“Tell me about yourself” is a question you’re almost guaranteed to hear during your job hunt.
It’s a hard question to answer, and one that often causes nervous job interviewees to ramble. Do not succumb to the ramble. Instead, craft and practice a succinct elevator pitch. Being able to communicate who you are, what you’re interested in, and why you’d be good at it — all in 60 seconds or less — is a huge skill. Most people don’t have the guts to do it, let alone, do it well.
Start with the basics.
We want to know your name — what you go by or prefer to be called — what school you go to/graduated from, and what your major is. This should take no more than ten seconds.
Start by thinking of yourself as a category — what kind of person are you? Then, show how your category helps you in a business setting. This framework will help you answer that terrible “So, tell me about yourself?” question.
Example: “I’m an athlete, so I’m dedicated and disciplined. I know that if I can wake up every morning and be at the track by 6 am — even when I don’t want to — I have the mindset to stick with business challenges.”
Close with direction.
Be specific with what you’re doing and why. It’s way better to be intentional with your language. “I am x looking for y” instead of “I’m trying to become y.” Pick a direction and own it. If you believe in what you’re saying, others will as well.
Also, make sure you explain why you’re interested in that field or profession. Give us some color as to what motivates you.
Example: “I’m highly analytical — I’m a pro at crosswords. I love seeing connections and keeping track of multiple threads. I’m interested in project management because, like crosswords, I like both keeping track of the details but also finishing the puzzle.”
OK, so it sounds cheesy. And hopefully, you can come up with something a bit spicier than crosswords, but a good analogy can help you stand out. It tells a story and evades typical business jargon.
Keep your pitch sharp over time.

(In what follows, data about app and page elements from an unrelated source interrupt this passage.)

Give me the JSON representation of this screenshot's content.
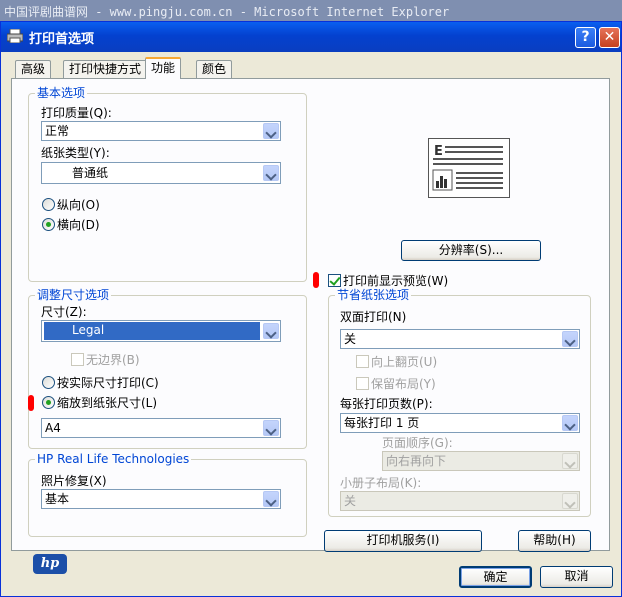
{
  "browser_title": "中国评剧曲谱网 - www.pingju.com.cn - Microsoft Internet Explorer",
  "dialog": {
    "title": "打印首选项",
    "help_glyph": "?",
    "close_glyph": "✕"
  },
  "tabs": [
    {
      "label": "高级"
    },
    {
      "label": "打印快捷方式"
    },
    {
      "label": "功能"
    },
    {
      "label": "颜色"
    }
  ],
  "basic": {
    "legend": "基本选项",
    "quality_label": "打印质量(Q):",
    "quality_value": "正常",
    "paper_type_label": "纸张类型(Y):",
    "paper_type_value": "普通纸",
    "portrait_label": "纵向(O)",
    "landscape_label": "横向(D)"
  },
  "preview": {
    "letter": "E"
  },
  "resolution_button": "分辨率(S)...",
  "show_preview_label": "打印前显示预览(W)",
  "resize": {
    "legend": "调整尺寸选项",
    "size_label": "尺寸(Z):",
    "size_value": "Legal",
    "borderless_label": "无边界(B)",
    "actual_size_label": "按实际尺寸打印(C)",
    "fit_to_paper_label": "缩放到纸张尺寸(L)",
    "fit_paper_value": "A4"
  },
  "hp_real_life": {
    "legend": "HP Real Life Technologies",
    "photo_fix_label": "照片修复(X)",
    "photo_fix_value": "基本"
  },
  "paper_saving": {
    "legend": "节省纸张选项",
    "duplex_label": "双面打印(N)",
    "duplex_value": "关",
    "flip_up_label": "向上翻页(U)",
    "retain_layout_label": "保留布局(Y)",
    "pages_per_sheet_label": "每张打印页数(P):",
    "pages_per_sheet_value": "每张打印 1 页",
    "page_order_label": "页面顺序(G):",
    "page_order_value": "向右再向下",
    "booklet_label": "小册子布局(K):",
    "booklet_value": "关"
  },
  "logo_text": "hp",
  "printer_services_button": "打印机服务(I)",
  "help_button": "帮助(H)",
  "ok_button": "确定",
  "cancel_button": "取消",
  "colors": {
    "legend": "#0046d5",
    "titlebar": "#0a5ff0",
    "selection": "#316ac5",
    "check": "#21a121"
  }
}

You’re hired? Congrats! While you may have job security for the foreseeable future, it’s important that — like your resume — you continue to keep your personal pitch fresh to reflect your new goals and your new skills. Revisit your pitch and the story that you tell every three to six months and try new ones out in different circumstances.
Once you get really comfortable, you may even find that you have a few different personal pitches and you can easily switch between them depending on the situation and your audience.
Remember, being personable and authentic trumps a perfected, robotic personal pitch every time.